So far my favourite rotors are TRP TR-25 for Centerlock hubs. There is also an identical version for 6-bolt-hubs. Very silent even in the rain. Sram’s Centerline X rotors have also always worked very well for me for a very long time and still do. But the TRPs even better and much quieter performance in the rain made me replace the Srams on more and more wheels.

Shimano Freeza or Ice-Tech rotors though perform badly under my braking demands. They don’t stay true, they squeal like crazy and will eventually even fail terribly if you ignore the fading and continue to charge them. From a safety point of view the aluminum layer in their sandwich design is just a terrible idea IMHO.

Those rims are great and 24/24 spokes are sufficient, but I would recommend to be patriotic when it comes to choosing hubs and go with DT Swiss 350s Straight Pull. You can of course spend much more money on hubs, but that won’t buy you any more performance or reliability.

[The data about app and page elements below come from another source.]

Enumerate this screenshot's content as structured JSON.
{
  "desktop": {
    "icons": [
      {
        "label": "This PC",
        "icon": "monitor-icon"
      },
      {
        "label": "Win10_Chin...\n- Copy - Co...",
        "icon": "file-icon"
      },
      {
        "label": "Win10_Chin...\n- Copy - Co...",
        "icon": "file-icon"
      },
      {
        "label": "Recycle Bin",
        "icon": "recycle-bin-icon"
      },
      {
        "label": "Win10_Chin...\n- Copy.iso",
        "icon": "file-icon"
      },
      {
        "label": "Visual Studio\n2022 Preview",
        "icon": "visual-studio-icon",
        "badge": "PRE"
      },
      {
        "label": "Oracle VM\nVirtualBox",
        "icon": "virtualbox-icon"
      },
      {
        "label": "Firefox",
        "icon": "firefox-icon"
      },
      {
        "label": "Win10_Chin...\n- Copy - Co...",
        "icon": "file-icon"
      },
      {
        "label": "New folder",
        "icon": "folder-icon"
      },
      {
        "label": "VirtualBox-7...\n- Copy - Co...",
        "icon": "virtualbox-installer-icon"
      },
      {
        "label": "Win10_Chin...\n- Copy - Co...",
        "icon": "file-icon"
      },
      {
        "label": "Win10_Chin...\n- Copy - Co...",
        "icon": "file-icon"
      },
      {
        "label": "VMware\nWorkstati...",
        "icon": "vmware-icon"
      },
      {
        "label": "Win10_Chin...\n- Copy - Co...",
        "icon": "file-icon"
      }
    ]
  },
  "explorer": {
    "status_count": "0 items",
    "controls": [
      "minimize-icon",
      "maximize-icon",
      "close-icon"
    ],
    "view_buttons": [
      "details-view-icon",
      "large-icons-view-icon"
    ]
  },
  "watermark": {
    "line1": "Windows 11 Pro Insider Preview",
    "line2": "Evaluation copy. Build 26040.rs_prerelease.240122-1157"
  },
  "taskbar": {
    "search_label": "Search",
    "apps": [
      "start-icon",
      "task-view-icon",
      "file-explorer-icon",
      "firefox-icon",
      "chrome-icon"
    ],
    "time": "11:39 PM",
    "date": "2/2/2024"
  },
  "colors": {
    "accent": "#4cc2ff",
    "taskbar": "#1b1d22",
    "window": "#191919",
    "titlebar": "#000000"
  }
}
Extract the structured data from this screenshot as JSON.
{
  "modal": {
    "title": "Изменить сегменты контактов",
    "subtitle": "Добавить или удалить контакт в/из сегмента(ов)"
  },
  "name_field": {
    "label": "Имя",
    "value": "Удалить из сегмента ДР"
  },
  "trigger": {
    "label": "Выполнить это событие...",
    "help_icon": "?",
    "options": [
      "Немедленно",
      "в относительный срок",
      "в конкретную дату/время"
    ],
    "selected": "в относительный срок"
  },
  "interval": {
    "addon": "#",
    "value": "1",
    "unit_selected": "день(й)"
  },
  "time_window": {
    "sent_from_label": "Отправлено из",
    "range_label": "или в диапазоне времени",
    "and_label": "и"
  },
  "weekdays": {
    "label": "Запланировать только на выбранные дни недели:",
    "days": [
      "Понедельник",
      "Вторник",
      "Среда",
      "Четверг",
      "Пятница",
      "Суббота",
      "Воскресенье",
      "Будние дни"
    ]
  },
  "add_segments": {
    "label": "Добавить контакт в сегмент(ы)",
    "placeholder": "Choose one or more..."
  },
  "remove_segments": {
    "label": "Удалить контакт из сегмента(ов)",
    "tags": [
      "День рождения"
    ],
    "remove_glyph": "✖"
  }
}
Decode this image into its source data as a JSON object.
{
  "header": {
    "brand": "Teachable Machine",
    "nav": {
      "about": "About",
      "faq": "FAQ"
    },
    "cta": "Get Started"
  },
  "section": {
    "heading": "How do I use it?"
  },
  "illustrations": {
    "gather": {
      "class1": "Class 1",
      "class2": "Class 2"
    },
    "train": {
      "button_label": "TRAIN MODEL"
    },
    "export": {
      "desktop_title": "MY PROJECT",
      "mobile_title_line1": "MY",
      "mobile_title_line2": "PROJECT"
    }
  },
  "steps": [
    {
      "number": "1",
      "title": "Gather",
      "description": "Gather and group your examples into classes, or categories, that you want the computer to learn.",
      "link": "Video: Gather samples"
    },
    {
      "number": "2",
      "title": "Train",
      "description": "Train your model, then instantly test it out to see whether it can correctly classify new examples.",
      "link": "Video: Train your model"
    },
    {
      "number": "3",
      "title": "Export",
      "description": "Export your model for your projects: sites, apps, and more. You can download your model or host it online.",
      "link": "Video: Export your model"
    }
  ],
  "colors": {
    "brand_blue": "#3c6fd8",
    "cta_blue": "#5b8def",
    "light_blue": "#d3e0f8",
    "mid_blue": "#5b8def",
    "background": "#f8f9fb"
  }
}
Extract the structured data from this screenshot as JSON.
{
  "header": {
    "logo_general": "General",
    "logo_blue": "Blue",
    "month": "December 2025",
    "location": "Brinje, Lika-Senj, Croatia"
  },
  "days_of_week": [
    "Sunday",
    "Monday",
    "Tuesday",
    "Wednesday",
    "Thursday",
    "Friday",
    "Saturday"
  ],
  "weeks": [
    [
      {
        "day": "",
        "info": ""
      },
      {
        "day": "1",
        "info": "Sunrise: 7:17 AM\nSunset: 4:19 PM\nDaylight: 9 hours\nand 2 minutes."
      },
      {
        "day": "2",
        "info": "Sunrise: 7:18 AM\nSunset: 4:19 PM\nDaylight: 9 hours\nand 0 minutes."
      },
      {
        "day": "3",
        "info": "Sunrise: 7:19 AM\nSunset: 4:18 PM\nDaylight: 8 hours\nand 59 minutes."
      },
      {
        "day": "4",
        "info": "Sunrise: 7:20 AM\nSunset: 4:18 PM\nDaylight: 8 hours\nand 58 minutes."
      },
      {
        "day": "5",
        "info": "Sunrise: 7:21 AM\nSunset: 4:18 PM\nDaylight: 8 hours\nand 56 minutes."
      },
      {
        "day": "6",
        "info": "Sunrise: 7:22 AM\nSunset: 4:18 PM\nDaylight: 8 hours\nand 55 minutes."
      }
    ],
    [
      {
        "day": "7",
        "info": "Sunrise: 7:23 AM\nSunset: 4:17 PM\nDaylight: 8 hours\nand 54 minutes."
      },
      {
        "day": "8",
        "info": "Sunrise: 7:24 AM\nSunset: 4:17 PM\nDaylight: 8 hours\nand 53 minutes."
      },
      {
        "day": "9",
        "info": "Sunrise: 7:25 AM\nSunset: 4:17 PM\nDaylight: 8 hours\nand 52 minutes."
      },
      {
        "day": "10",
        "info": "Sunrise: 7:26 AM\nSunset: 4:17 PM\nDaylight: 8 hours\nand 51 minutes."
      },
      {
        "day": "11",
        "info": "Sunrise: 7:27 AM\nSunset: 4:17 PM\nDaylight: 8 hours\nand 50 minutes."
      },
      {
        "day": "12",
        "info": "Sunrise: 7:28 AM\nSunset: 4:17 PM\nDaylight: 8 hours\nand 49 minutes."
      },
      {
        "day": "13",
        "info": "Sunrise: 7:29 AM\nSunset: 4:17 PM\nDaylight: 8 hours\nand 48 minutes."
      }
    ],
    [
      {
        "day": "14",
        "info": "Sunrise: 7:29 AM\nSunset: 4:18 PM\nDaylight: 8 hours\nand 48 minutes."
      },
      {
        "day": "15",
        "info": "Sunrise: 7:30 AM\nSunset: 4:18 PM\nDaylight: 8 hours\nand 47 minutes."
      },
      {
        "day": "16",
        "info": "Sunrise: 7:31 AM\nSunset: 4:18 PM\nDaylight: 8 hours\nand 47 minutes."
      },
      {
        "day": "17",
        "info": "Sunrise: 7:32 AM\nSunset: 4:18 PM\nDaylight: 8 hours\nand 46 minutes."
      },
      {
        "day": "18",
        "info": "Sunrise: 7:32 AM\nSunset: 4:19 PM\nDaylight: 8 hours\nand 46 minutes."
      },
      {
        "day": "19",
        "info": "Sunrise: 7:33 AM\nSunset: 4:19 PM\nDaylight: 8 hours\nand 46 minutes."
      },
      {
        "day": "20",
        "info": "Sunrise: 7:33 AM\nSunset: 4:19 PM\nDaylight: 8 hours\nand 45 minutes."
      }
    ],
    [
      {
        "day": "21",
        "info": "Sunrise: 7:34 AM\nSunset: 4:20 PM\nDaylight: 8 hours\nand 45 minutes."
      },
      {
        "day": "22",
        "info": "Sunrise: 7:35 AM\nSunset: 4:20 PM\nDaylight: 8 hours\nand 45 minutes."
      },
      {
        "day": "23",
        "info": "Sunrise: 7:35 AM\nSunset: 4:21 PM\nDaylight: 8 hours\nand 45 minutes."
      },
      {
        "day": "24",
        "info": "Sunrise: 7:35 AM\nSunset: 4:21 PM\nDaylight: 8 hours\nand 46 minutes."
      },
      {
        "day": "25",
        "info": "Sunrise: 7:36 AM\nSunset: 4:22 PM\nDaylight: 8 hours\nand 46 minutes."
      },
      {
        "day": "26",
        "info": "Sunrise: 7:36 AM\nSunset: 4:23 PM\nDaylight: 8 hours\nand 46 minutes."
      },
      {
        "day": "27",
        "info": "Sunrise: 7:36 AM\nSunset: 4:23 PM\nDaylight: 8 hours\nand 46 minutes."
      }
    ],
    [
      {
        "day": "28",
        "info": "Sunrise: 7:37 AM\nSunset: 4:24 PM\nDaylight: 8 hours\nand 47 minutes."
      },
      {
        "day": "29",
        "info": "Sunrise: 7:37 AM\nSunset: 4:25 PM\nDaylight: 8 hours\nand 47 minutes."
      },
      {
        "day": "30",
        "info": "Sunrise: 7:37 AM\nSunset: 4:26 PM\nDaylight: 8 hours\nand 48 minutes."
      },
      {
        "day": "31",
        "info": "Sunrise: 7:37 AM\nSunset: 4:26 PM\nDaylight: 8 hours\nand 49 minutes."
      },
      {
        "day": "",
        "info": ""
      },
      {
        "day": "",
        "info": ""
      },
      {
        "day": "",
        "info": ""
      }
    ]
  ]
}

1 Like

Thanks for the further information, particularly regarding the rotors and pads. I don’t plan on hitting such speeds regularly, but I’m also very fond of braking late and hard so I’ll make sure to have proper equipment just in case the mood strikes me. I’ve only ever hit 80 kph once, that was descending the Brunnigpass down to Meiringen, there’s a long and sheltered straight bit of road. The high alpine passes often have unexpected gusts of wind which lead me to be more cautious as my old bike had narrow 60mm deep wheels.

I plan on building my bike up around the Time Alpe D’Huez 21 frame, and I think it can only take 160 mm rotors.

If you have the time, would you mind taking a photo of your bike, especially the front wheel? I’m having a bit of trouble visualizing how the beefy XTR brake looks. I want to strike a balance between looks and usability (hence the Time frame which isn’t the lightest or most integrated, but is solidly built with no proprietary forks, headsets or seatposts etc.).

I’m torn on the hubs, my second choice would be the DT350s, I like their freehub mechanism but they’re both heavier and more expensive than the Bitex 312s and spare parts are also more expensive from what I’ve read. I like the look of the DT350s though, they would complement the rest of the build very nicely.

Personally I’m a big fan of Bitex 312’s and have two wheelesets built with them. You can’t do better than them if you want good value hubs.

Also they come in a range of anodised colours if you want to match them up with those nice, shiny Hope components.

If you’re going to be slamming the brakes on quite late I’d deffo use 28mm tyres to increase your contact patch and not get the tyres skidding out from you.

I’m 70kg and use a 160mm rotor on the front and 140mm rotor at the rear and it’s all the braking I need on the road on long descents. A 180mm rotor on the road is unnecessary IMO unless it’s on a tandem or a heavily loaded bike.

1 Like